Article first published online: 5 JUL 2005
Journal of Ecology
Volume 93, Issue 6, pages 1156–1166, December 2005
How to Cite
BARALOTO, C., FORGET, P.-M. and GOLDBERG, D. E. (2005), Seed mass, seedling size and neotropical tree seedling establishment. Journal of Ecology, 93: 1156–1166. doi: 10.1111/j.1365-2745.2005.01041.x
- Issue published online: 5 JUL 2005
- Article first published online: 5 JUL 2005
- Received 7 December 2004 revision accepted 9 May 2005 Handling Editor: Michael Hutchings
- French Guiana;
- life-history trade-offs;
- path analysis;
- regeneration strategy;
- relative growth rate;
- seedling survival;
- shade tolerance
- 1We examined among- and within-species effects of seed mass for seedling establishment from seed to 5 years of age in a field experiment at Paracou, French Guiana.

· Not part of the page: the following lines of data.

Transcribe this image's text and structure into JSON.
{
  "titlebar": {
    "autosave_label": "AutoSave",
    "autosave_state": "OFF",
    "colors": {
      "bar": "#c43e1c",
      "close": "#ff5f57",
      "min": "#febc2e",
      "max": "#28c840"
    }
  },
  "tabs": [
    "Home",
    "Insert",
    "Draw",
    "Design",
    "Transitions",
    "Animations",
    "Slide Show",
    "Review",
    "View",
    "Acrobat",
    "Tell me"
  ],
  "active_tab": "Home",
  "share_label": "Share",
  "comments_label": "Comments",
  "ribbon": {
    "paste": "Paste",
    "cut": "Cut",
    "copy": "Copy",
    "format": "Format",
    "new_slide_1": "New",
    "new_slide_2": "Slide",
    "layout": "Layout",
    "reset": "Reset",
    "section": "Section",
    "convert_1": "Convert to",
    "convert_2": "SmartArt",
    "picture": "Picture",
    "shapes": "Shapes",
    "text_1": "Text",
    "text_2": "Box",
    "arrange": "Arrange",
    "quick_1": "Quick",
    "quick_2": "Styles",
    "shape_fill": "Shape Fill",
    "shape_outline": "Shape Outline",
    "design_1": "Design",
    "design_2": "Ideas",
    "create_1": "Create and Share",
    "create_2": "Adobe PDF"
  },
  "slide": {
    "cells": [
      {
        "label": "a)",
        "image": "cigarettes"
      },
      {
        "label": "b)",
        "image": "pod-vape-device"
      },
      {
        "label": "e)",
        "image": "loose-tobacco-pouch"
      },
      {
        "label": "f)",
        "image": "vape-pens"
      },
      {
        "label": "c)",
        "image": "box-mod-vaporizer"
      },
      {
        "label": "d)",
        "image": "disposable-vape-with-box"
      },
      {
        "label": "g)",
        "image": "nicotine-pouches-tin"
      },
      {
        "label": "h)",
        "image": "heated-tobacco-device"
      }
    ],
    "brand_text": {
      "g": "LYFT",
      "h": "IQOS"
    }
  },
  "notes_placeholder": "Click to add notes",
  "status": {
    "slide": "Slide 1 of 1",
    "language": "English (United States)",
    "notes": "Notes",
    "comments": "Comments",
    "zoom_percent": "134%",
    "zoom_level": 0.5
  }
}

- 2Six seeds of each of eight species were weighed and planted into each of 120 plots (1 m2) throughout closed-canopy forest along 12 100-m transects in 1998.
- 3We described the microhabitat of each planting site using principal components derived from measurements of light availability, soil moisture, carbon and nitrogen content, and soil phosphorus availability. Although both survival and relative growth rate (RGR) increased with increasing light availability, no other microhabitat variable significantly affected seedling performance. Nor did the magnitude of microhabitat effects on survival or RGR differ among species.
- 4Larger-seeded species were more likely to survive from germination to 1 year as well as from 1 to 5 years of age. RGR for seedling height during the first year post-germination was not related to seed mass, but smaller-seeded species did grow slightly faster thereafter. Path analyses revealed that correlations between seed mass and performance were explained in part because larger seeds produced larger initial seedlings, which tended to survive better but grow more slowly.
- 5We also analysed within-species effects of seed mass for the larger-seeded Eperua grandiflora and Vouacapoua americana (both Caesalpiniaceae). Larger seeds produced larger seedlings in both species, but larger seeds survived better only for Eperua. Larger seedlings grew more slowly in both species, but did not offset the early (Eperua) and later (Vouacapoua) positive direct effects of seed mass on RGR that may represent contrasting strategies for reserve deployment.
- 6Our results demonstrate that seed size influences performance within and among species in part because of indirect effects of initial seedling size. However, we suggest that traits tightly correlated with seed mass at the species level, such as specific leaf area, leaf longevity and photosynthetic capacity, may also contribute to interspecific performance differences.